==== DATASET

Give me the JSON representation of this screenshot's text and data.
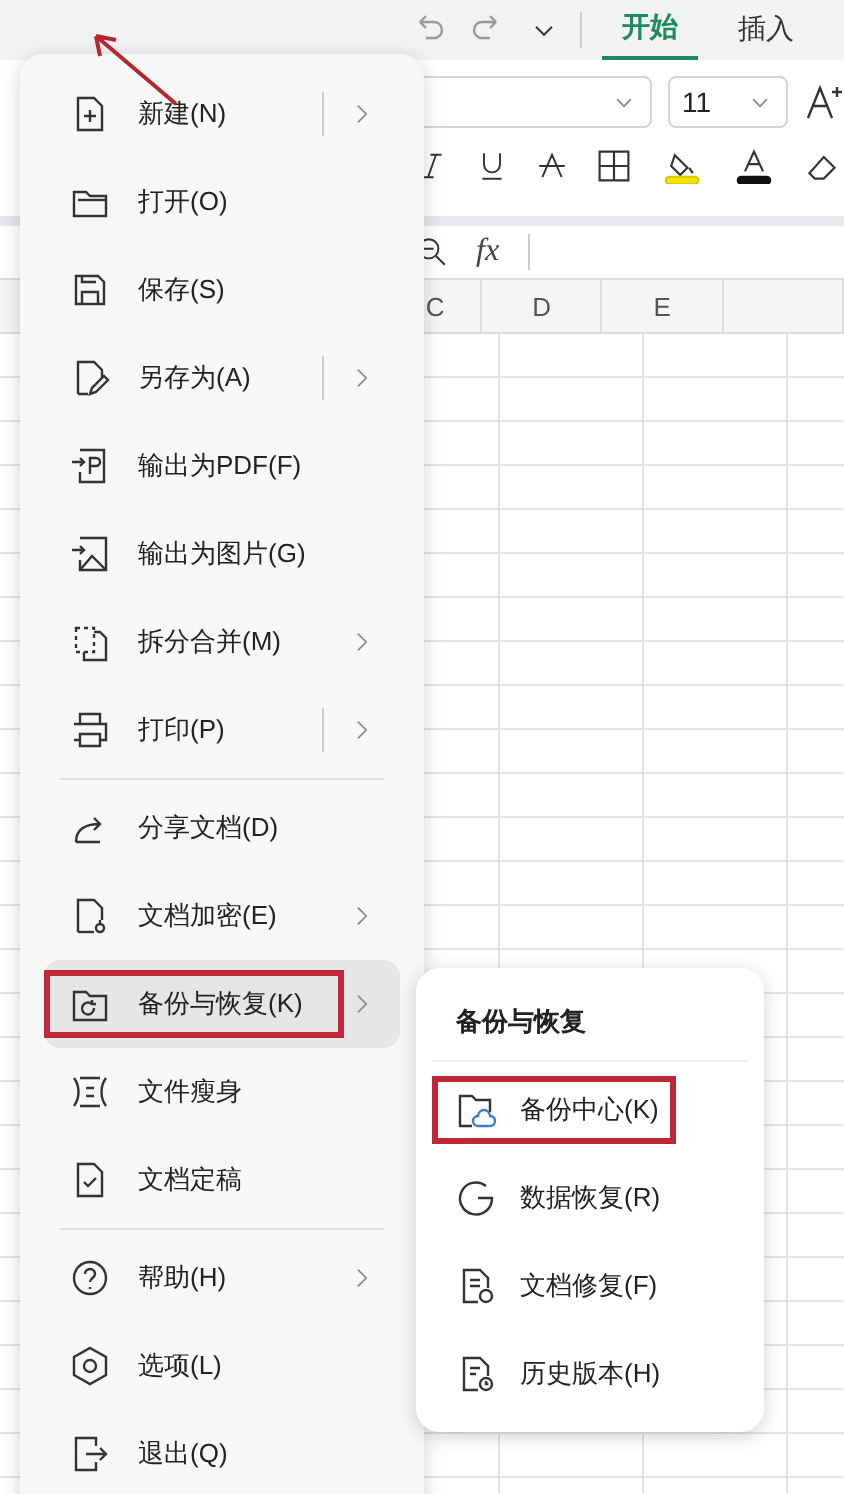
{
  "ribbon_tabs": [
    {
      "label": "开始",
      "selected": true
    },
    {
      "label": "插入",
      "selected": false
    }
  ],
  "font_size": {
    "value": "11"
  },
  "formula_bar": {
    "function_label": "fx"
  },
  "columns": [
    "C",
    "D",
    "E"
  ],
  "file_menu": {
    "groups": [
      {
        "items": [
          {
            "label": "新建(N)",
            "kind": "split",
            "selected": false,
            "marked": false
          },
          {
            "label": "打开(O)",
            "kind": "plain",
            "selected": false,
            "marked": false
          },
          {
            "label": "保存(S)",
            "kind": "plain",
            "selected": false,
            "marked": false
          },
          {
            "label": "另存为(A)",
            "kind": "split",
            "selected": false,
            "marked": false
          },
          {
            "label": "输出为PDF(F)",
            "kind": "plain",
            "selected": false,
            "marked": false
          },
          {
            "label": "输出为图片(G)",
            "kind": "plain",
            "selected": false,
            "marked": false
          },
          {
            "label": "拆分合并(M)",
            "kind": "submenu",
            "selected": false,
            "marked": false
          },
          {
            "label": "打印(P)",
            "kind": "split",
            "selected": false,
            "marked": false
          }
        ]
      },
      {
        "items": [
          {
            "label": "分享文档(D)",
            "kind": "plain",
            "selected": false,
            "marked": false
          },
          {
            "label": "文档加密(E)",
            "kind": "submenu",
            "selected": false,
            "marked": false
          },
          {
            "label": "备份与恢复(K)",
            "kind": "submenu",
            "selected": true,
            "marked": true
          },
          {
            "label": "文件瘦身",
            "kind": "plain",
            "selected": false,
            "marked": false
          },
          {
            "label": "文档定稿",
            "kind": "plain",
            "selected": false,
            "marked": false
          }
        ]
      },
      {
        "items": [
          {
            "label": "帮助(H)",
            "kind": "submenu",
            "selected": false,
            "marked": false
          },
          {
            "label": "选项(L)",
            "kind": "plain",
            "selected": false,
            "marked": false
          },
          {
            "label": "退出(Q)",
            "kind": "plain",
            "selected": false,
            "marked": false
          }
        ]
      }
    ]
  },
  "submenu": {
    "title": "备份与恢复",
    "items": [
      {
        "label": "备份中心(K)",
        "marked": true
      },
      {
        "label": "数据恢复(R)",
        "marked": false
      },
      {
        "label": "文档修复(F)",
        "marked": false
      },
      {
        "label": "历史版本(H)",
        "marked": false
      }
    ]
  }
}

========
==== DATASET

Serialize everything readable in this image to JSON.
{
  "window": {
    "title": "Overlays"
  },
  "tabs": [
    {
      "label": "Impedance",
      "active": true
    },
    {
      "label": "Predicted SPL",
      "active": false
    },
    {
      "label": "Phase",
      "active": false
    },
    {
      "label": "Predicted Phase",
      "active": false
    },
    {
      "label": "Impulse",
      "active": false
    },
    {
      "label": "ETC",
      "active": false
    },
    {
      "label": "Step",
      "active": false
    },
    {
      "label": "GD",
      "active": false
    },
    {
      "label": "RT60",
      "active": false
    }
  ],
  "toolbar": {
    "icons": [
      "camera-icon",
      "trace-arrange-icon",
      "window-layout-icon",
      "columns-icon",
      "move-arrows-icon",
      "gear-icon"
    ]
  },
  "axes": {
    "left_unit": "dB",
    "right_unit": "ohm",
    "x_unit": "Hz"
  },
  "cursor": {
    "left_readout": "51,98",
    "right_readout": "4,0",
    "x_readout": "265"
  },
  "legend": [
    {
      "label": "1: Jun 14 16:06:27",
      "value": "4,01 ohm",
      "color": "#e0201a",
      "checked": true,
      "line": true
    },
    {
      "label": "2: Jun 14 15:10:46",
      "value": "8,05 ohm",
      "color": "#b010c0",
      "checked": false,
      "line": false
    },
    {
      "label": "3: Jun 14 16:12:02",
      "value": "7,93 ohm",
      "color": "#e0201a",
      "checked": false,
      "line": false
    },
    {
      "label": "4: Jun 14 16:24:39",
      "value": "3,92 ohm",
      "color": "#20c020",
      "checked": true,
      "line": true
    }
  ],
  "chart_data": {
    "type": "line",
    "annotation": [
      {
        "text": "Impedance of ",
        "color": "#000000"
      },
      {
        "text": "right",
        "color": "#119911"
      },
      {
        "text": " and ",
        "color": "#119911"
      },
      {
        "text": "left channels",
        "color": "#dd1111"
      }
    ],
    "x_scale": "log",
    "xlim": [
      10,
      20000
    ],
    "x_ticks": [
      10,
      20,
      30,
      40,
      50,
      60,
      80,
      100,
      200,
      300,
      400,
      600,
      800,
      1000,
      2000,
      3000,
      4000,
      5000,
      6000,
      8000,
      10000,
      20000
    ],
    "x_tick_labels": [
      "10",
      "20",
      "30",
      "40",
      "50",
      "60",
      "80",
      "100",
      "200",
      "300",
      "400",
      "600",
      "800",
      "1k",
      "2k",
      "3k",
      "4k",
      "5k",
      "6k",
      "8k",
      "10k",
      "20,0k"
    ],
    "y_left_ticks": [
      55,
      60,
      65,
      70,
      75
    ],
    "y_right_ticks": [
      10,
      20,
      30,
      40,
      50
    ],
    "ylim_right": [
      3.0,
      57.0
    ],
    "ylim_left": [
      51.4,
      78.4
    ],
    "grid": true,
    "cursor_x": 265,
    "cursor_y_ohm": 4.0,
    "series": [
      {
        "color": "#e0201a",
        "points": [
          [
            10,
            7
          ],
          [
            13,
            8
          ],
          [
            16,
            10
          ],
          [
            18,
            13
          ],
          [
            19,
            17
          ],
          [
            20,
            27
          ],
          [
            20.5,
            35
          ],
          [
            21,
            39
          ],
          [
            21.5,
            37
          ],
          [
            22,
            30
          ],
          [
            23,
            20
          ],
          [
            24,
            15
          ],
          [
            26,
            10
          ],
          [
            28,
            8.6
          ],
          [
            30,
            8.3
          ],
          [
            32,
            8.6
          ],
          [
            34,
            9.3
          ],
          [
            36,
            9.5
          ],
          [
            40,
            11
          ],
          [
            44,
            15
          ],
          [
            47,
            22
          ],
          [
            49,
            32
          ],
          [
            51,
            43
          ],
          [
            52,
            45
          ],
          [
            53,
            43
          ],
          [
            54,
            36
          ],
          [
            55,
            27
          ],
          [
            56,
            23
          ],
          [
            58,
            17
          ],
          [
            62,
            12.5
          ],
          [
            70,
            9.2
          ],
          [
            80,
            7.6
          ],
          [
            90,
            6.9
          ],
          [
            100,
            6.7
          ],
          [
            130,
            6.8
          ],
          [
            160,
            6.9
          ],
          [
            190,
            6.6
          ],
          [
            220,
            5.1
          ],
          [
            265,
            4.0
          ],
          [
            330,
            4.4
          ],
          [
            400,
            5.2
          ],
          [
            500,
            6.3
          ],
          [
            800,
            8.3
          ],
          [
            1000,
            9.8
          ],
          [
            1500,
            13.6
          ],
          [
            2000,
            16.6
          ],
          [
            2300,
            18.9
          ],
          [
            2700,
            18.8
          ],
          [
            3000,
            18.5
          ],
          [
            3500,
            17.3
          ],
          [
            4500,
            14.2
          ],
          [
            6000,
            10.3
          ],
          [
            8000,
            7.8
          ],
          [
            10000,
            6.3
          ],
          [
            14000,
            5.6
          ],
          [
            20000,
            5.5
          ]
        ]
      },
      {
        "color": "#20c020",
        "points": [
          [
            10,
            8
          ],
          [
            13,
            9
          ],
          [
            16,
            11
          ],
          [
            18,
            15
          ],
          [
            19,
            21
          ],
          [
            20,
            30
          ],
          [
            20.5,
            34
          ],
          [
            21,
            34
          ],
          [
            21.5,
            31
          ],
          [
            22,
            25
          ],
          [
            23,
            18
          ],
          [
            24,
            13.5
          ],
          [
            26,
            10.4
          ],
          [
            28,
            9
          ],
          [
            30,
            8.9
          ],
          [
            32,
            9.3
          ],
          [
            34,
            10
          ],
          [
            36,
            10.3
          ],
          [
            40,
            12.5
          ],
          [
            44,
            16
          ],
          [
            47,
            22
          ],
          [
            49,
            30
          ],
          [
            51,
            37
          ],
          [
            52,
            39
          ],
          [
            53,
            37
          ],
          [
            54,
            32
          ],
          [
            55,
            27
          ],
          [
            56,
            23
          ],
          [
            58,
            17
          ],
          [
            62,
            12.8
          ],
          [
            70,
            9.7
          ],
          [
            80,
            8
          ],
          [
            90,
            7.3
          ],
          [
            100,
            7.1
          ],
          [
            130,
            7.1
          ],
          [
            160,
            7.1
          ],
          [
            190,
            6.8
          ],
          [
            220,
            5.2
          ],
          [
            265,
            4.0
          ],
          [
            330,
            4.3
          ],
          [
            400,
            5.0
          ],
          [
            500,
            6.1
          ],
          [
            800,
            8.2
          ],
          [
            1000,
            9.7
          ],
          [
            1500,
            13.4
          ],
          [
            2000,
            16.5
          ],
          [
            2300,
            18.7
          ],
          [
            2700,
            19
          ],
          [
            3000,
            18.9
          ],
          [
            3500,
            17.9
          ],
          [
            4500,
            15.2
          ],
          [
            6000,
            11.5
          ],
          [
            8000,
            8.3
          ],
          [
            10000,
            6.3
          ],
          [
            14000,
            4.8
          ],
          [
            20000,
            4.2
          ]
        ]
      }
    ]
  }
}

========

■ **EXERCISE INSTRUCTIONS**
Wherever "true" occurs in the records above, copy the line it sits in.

■ **REPLY**
      "selected": true
            "selected": true,
            "marked": true
        "marked": true
      "active": true
      "checked": true,
      "line": true
      "checked": true,
      "line": true
    "grid": true,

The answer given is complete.